Editor: Indigenous People's Issues & Resources
Fijians don't meet indigenous criteria
Friday, October 08, 2010
Children brave the rain to put on a cultural dance at Albert Park in Suva yesterday as experts discuss tradition and culture at a workshop on social policy, social welfare systems and human security. Picture: JONACANI LALAKOBAU
FIJIANS may not be considered indigenous under the United Nations definition of indigenous people, a paper on social policy has revealed.
In their presentation on whether development was really a freedom or a cost to cultural heritage, authors Litea Meo-Sewabu and Wheturangi Walsh-Tapiata said Fijians failed to be identified as indigenous because Fijians remained the dominant group.
By United Nations standards, indigenous people developed on their own territories and formed non-dominant sectors of society. Indigenous people were determined to preserve their ancestral territories.
"We need to encompass the learning of the new while not forgetting the knowledge of our ancestors and the cultural practices of our societies," they said.
"The influences of politics, education and media apparent in our villages and communities raise questions about development as freedom.
"Social policies aspire to achieve wellbeing.
"These polices are often imposed on those at grassroots community level and yet it is these very people who often face the brunt of globalisation and pluralism, and not protected culturally or socially."
Social policy, they said, were often based on European philosophies and values with indigenous communities expected to conform to them. "International declarations and conventions are only relevant to villages if they know about them, if they know how to effectively use them and if they see them as having any relevance to their communities," they said.
"Development needs to occur but is it at the cost of people's freedom? Freedom in this context meaning the ability for villagers to enjoy life and fully participate within their social structures," the pair said.

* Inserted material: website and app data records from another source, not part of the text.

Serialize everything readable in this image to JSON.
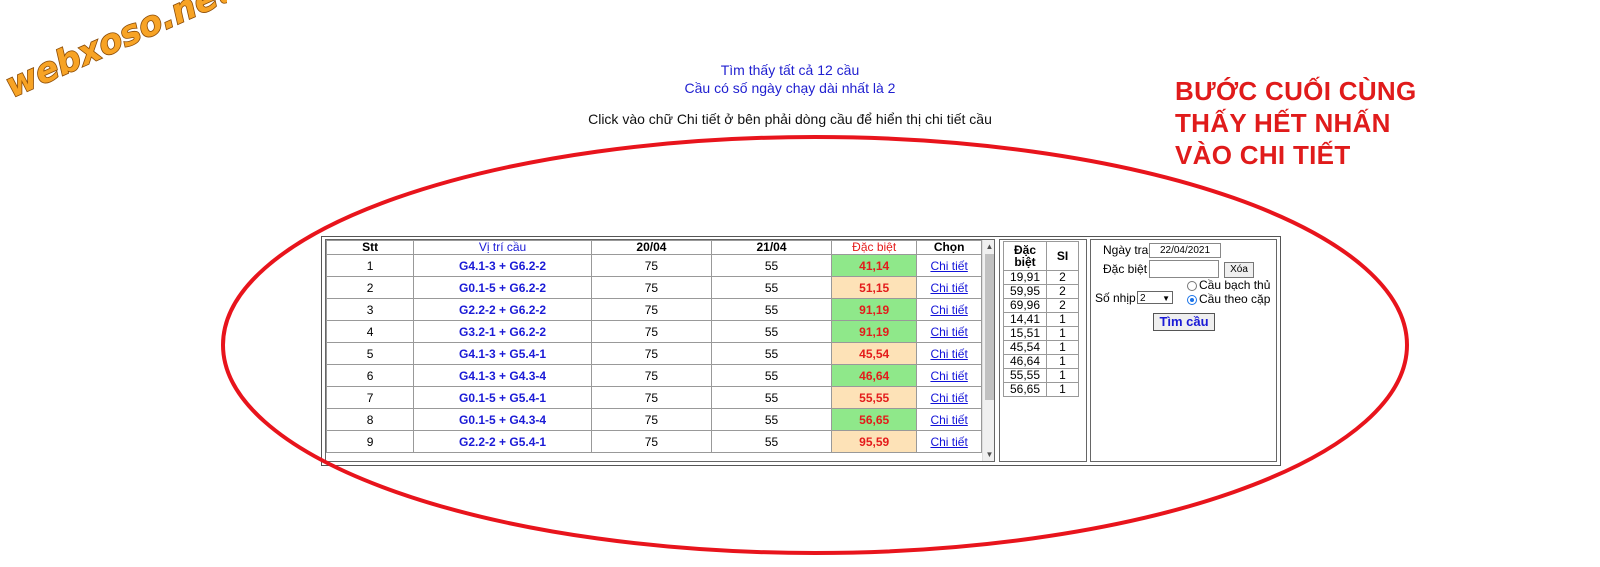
{
  "logo": {
    "text": "webxoso.net"
  },
  "summary": {
    "line1": "Tìm thấy tất cả 12 cầu",
    "line2": "Cầu có số ngày chạy dài nhất là 2"
  },
  "instruction": "Click vào chữ Chi tiết ở bên phải dòng cầu để hiển thị chi tiết cầu",
  "annotation": {
    "line1": "BƯỚC CUỐI CÙNG",
    "line2": "THẤY HẾT NHẤN",
    "line3": "VÀO CHI TIẾT"
  },
  "colors": {
    "annotation": "#e01b1b",
    "link": "#1212d8",
    "position_text": "#1a1ad6",
    "special_text": "#e41b1b",
    "cell_green": "#8fe88a",
    "cell_peach": "#fde2b7"
  },
  "main_table": {
    "headers": {
      "stt": "Stt",
      "position": "Vị trí cầu",
      "day1": "20/04",
      "day2": "21/04",
      "special": "Đặc biệt",
      "choose": "Chọn"
    },
    "rows": [
      {
        "stt": "1",
        "position": "G4.1-3 + G6.2-2",
        "day1": "75",
        "day2": "55",
        "special": "41,14",
        "highlight": "green",
        "link": "Chi tiết"
      },
      {
        "stt": "2",
        "position": "G0.1-5 + G6.2-2",
        "day1": "75",
        "day2": "55",
        "special": "51,15",
        "highlight": "peach",
        "link": "Chi tiết"
      },
      {
        "stt": "3",
        "position": "G2.2-2 + G6.2-2",
        "day1": "75",
        "day2": "55",
        "special": "91,19",
        "highlight": "green",
        "link": "Chi tiết"
      },
      {
        "stt": "4",
        "position": "G3.2-1 + G6.2-2",
        "day1": "75",
        "day2": "55",
        "special": "91,19",
        "highlight": "green",
        "link": "Chi tiết"
      },
      {
        "stt": "5",
        "position": "G4.1-3 + G5.4-1",
        "day1": "75",
        "day2": "55",
        "special": "45,54",
        "highlight": "peach",
        "link": "Chi tiết"
      },
      {
        "stt": "6",
        "position": "G4.1-3 + G4.3-4",
        "day1": "75",
        "day2": "55",
        "special": "46,64",
        "highlight": "green",
        "link": "Chi tiết"
      },
      {
        "stt": "7",
        "position": "G0.1-5 + G5.4-1",
        "day1": "75",
        "day2": "55",
        "special": "55,55",
        "highlight": "peach",
        "link": "Chi tiết"
      },
      {
        "stt": "8",
        "position": "G0.1-5 + G4.3-4",
        "day1": "75",
        "day2": "55",
        "special": "56,65",
        "highlight": "green",
        "link": "Chi tiết"
      },
      {
        "stt": "9",
        "position": "G2.2-2 + G5.4-1",
        "day1": "75",
        "day2": "55",
        "special": "95,59",
        "highlight": "peach",
        "link": "Chi tiết"
      }
    ]
  },
  "stats_table": {
    "header_special_line1": "Đặc",
    "header_special_line2": "biệt",
    "header_count": "SI",
    "rows": [
      {
        "value": "19,91",
        "count": "2"
      },
      {
        "value": "59,95",
        "count": "2"
      },
      {
        "value": "69,96",
        "count": "2"
      },
      {
        "value": "14,41",
        "count": "1"
      },
      {
        "value": "15,51",
        "count": "1"
      },
      {
        "value": "45,54",
        "count": "1"
      },
      {
        "value": "46,64",
        "count": "1"
      },
      {
        "value": "55,55",
        "count": "1"
      },
      {
        "value": "56,65",
        "count": "1"
      }
    ]
  },
  "search_form": {
    "date_label": "Ngày tra",
    "date_value": "22/04/2021",
    "special_label": "Đặc biệt",
    "special_value": "",
    "clear_button": "Xóa",
    "rhythm_label": "Số nhịp",
    "rhythm_value": "2",
    "option_single": "Cầu bạch thủ",
    "option_pair": "Cầu theo cặp",
    "selected_option": "pair",
    "find_button": "Tìm cầu"
  }
}
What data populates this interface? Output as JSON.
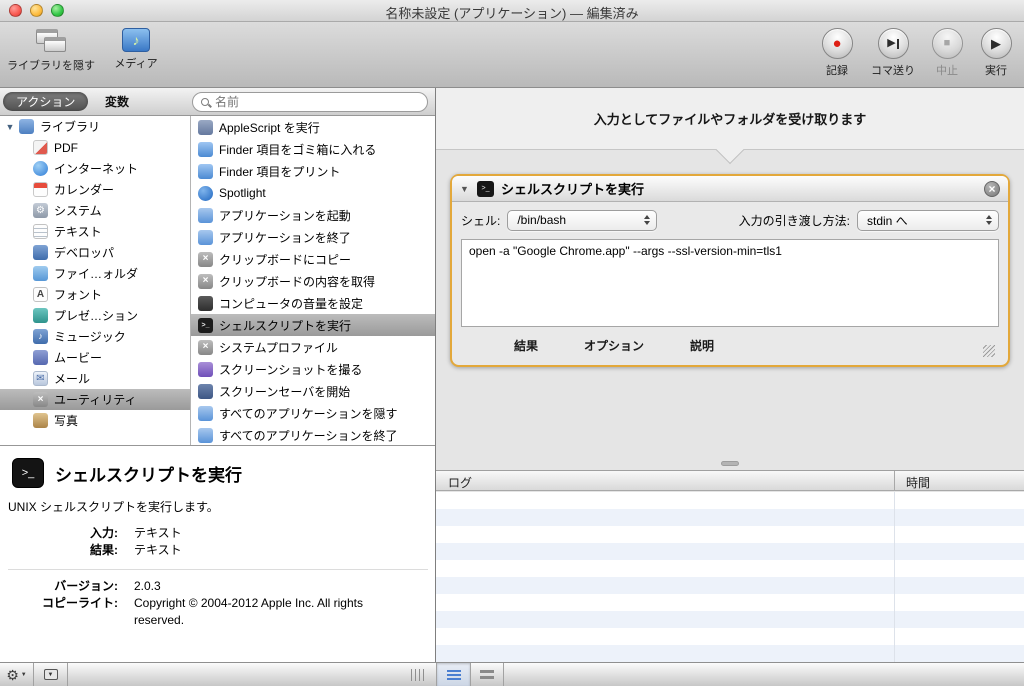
{
  "colors": {
    "accent_orange": "#E3A83A",
    "selection_gray": "#A7A7A7",
    "record_red": "#DE1F14"
  },
  "window": {
    "title": "名称未設定 (アプリケーション) — 編集済み"
  },
  "toolbar": {
    "hide_library_label": "ライブラリを隠す",
    "media_label": "メディア",
    "record_label": "記録",
    "step_label": "コマ送り",
    "stop_label": "中止",
    "run_label": "実行"
  },
  "tabs": {
    "actions_label": "アクション",
    "variables_label": "変数"
  },
  "search": {
    "placeholder": "名前"
  },
  "library": {
    "root_label": "ライブラリ",
    "items": [
      "PDF",
      "インターネット",
      "カレンダー",
      "システム",
      "テキスト",
      "デベロッパ",
      "ファイ…ォルダ",
      "フォント",
      "プレゼ…ション",
      "ミュージック",
      "ムービー",
      "メール",
      "ユーティリティ",
      "写真"
    ],
    "selected_item": "ユーティリティ"
  },
  "actions_list": {
    "items": [
      "AppleScript を実行",
      "Finder 項目をゴミ箱に入れる",
      "Finder 項目をプリント",
      "Spotlight",
      "アプリケーションを起動",
      "アプリケーションを終了",
      "クリップボードにコピー",
      "クリップボードの内容を取得",
      "コンピュータの音量を設定",
      "シェルスクリプトを実行",
      "システムプロファイル",
      "スクリーンショットを撮る",
      "スクリーンセーバを開始",
      "すべてのアプリケーションを隠す",
      "すべてのアプリケーションを終了"
    ],
    "selected_item": "シェルスクリプトを実行"
  },
  "description": {
    "title": "シェルスクリプトを実行",
    "summary": "UNIX シェルスクリプトを実行します。",
    "fields": [
      {
        "label": "入力:",
        "value": "テキスト"
      },
      {
        "label": "結果:",
        "value": "テキスト"
      }
    ],
    "meta": [
      {
        "label": "バージョン:",
        "value": "2.0.3"
      },
      {
        "label": "コピーライト:",
        "value": "Copyright © 2004-2012 Apple Inc.  All rights reserved."
      }
    ]
  },
  "workflow": {
    "input_hint": "入力としてファイルやフォルダを受け取ります",
    "action": {
      "title": "シェルスクリプトを実行",
      "shell_label": "シェル:",
      "shell_value": "/bin/bash",
      "pass_label": "入力の引き渡し方法:",
      "pass_value": "stdin へ",
      "script": "open -a \"Google Chrome.app\" --args --ssl-version-min=tls1",
      "footer_results": "結果",
      "footer_options": "オプション",
      "footer_description": "説明"
    },
    "log": {
      "log_header": "ログ",
      "time_header": "時間"
    }
  },
  "icons": {
    "gear": "⚙",
    "close": "×",
    "disclosure_down": "▼",
    "play": "▶",
    "stop_square": "■",
    "record_dot": "●",
    "music_note": "♪",
    "mail": "✉",
    "utility_x": "×",
    "font_a": "A",
    "terminal_prompt": ">_"
  }
}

TRADITIONAL practices can evolve but if it is economically viable, then it needs to ensure that people are liberated, said authors Litea Meo-Sewabu and Wheturangi Walsh-Tapiata. Speaking on social policy at a three-day conference, the duo said eventhough income was generated, women felt oppressed. Women earned income but did not feel liberated. Development programs should ensure people live the life they truly value.
TRADITIONAL leadership is under threat because of the imbalance in the village structure, participants from Massey University in New Zealand said. Litea Meo-Sewabu and Wheturangi Walsh-Tapiata said villagers were taken for granted in the face of development projects. In their paper on social policy, the pair expressed concern at the continued rapid loss of cultural heritage in the name of development. "Whose development," the two said.